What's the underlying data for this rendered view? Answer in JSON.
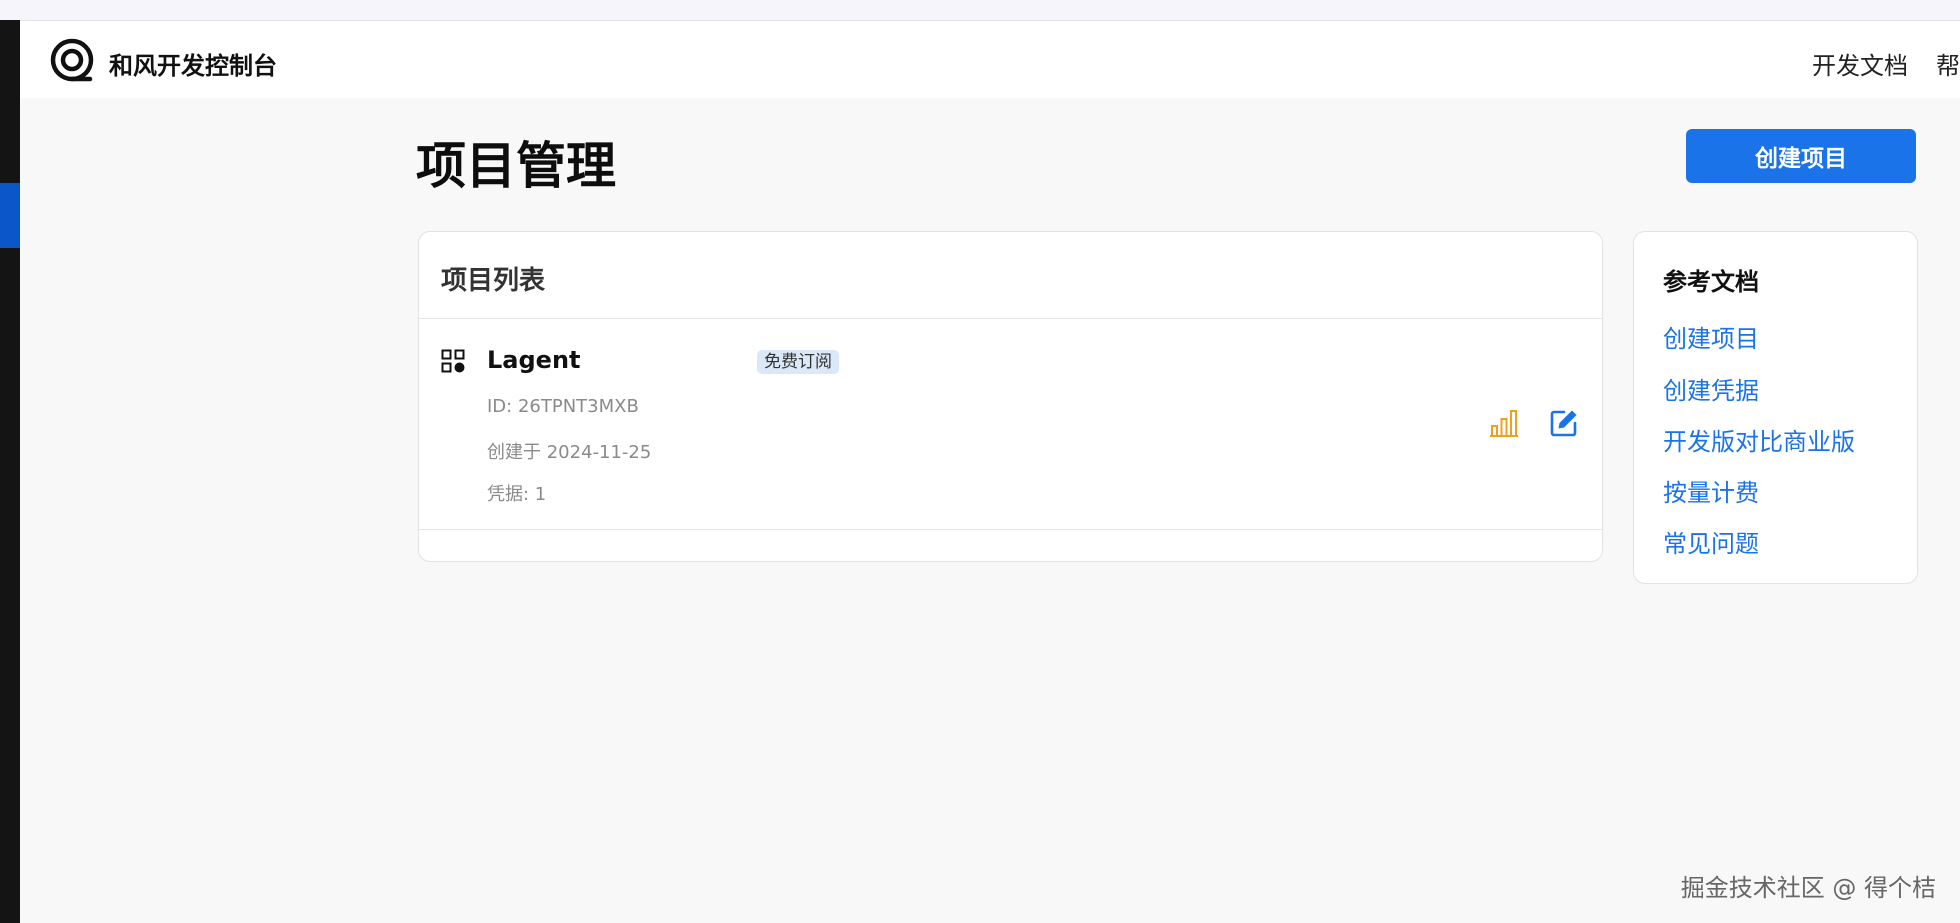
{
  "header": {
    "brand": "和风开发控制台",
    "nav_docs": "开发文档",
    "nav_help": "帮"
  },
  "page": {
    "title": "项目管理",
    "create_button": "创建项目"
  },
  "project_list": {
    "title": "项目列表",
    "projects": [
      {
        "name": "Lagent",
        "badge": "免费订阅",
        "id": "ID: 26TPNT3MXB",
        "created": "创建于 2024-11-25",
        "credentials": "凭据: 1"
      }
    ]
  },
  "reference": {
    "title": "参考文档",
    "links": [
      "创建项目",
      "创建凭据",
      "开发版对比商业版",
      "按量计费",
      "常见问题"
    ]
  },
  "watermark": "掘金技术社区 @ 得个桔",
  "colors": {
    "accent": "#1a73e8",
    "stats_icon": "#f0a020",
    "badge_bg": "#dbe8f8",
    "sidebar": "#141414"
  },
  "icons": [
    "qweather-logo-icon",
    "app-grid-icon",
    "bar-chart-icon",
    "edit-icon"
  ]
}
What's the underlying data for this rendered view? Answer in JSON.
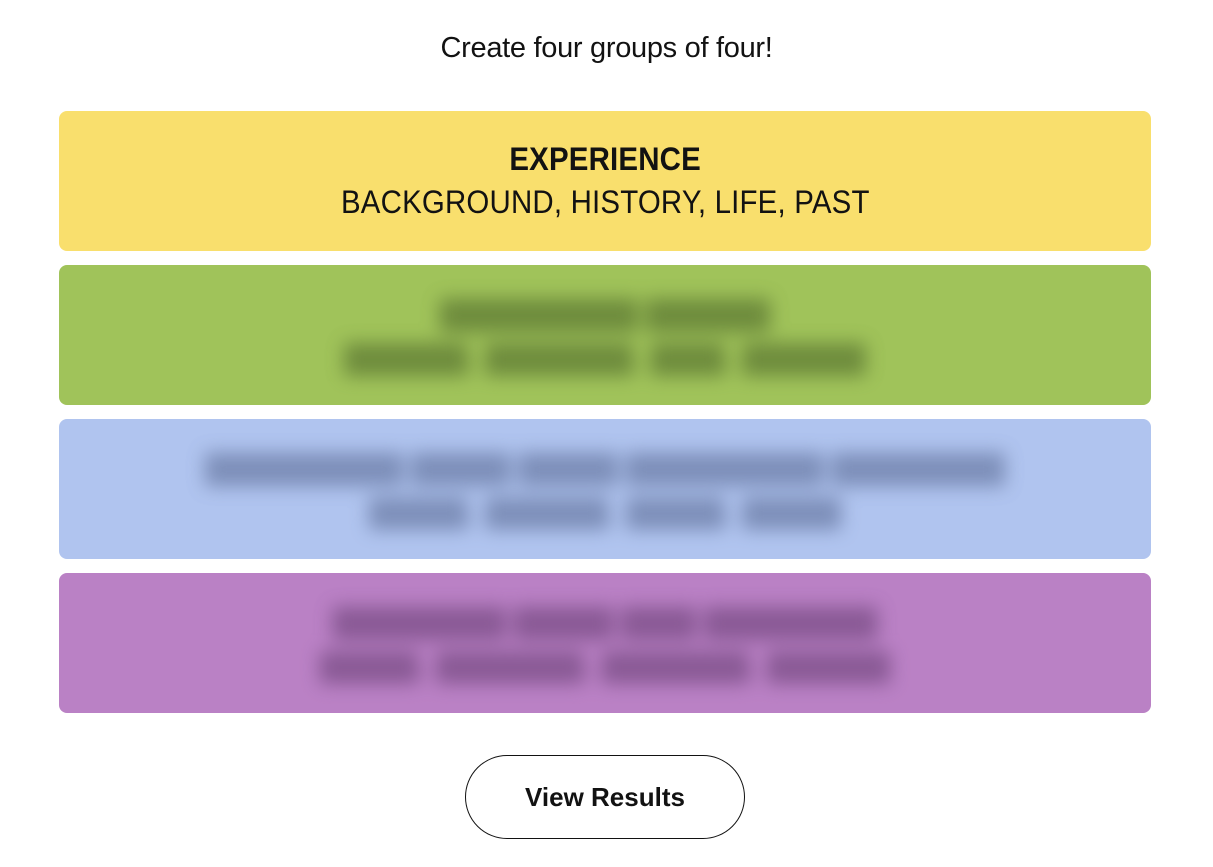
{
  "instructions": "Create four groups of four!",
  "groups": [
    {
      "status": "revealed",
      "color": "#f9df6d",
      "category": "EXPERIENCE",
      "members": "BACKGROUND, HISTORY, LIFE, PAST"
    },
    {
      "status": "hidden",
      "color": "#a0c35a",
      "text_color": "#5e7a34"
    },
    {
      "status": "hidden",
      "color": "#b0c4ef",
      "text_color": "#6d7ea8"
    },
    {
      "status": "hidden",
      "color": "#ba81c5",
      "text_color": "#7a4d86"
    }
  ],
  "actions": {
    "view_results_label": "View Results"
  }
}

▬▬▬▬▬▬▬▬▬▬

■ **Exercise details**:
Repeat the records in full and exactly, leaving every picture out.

■ **Answer**:
What's the underlying data for this rendered view? Answer in JSON.
{
  "header": {
    "brand": "和风开发控制台",
    "nav_docs": "开发文档",
    "nav_help": "帮"
  },
  "page": {
    "title": "项目管理",
    "create_button": "创建项目"
  },
  "project_list": {
    "title": "项目列表",
    "projects": [
      {
        "name": "Lagent",
        "badge": "免费订阅",
        "id": "ID: 26TPNT3MXB",
        "created": "创建于 2024-11-25",
        "credentials": "凭据: 1"
      }
    ]
  },
  "reference": {
    "title": "参考文档",
    "links": [
      "创建项目",
      "创建凭据",
      "开发版对比商业版",
      "按量计费",
      "常见问题"
    ]
  },
  "watermark": "掘金技术社区 @ 得个桔",
  "colors": {
    "accent": "#1a73e8",
    "stats_icon": "#f0a020",
    "badge_bg": "#dbe8f8",
    "sidebar": "#141414"
  },
  "icons": [
    "qweather-logo-icon",
    "app-grid-icon",
    "bar-chart-icon",
    "edit-icon"
  ]
}
What's the underlying data for this rendered view? Answer in JSON.
{
  "instructions": "Create four groups of four!",
  "groups": [
    {
      "status": "revealed",
      "color": "#f9df6d",
      "category": "EXPERIENCE",
      "members": "BACKGROUND, HISTORY, LIFE, PAST"
    },
    {
      "status": "hidden",
      "color": "#a0c35a",
      "text_color": "#5e7a34"
    },
    {
      "status": "hidden",
      "color": "#b0c4ef",
      "text_color": "#6d7ea8"
    },
    {
      "status": "hidden",
      "color": "#ba81c5",
      "text_color": "#7a4d86"
    }
  ],
  "actions": {
    "view_results_label": "View Results"
  }
}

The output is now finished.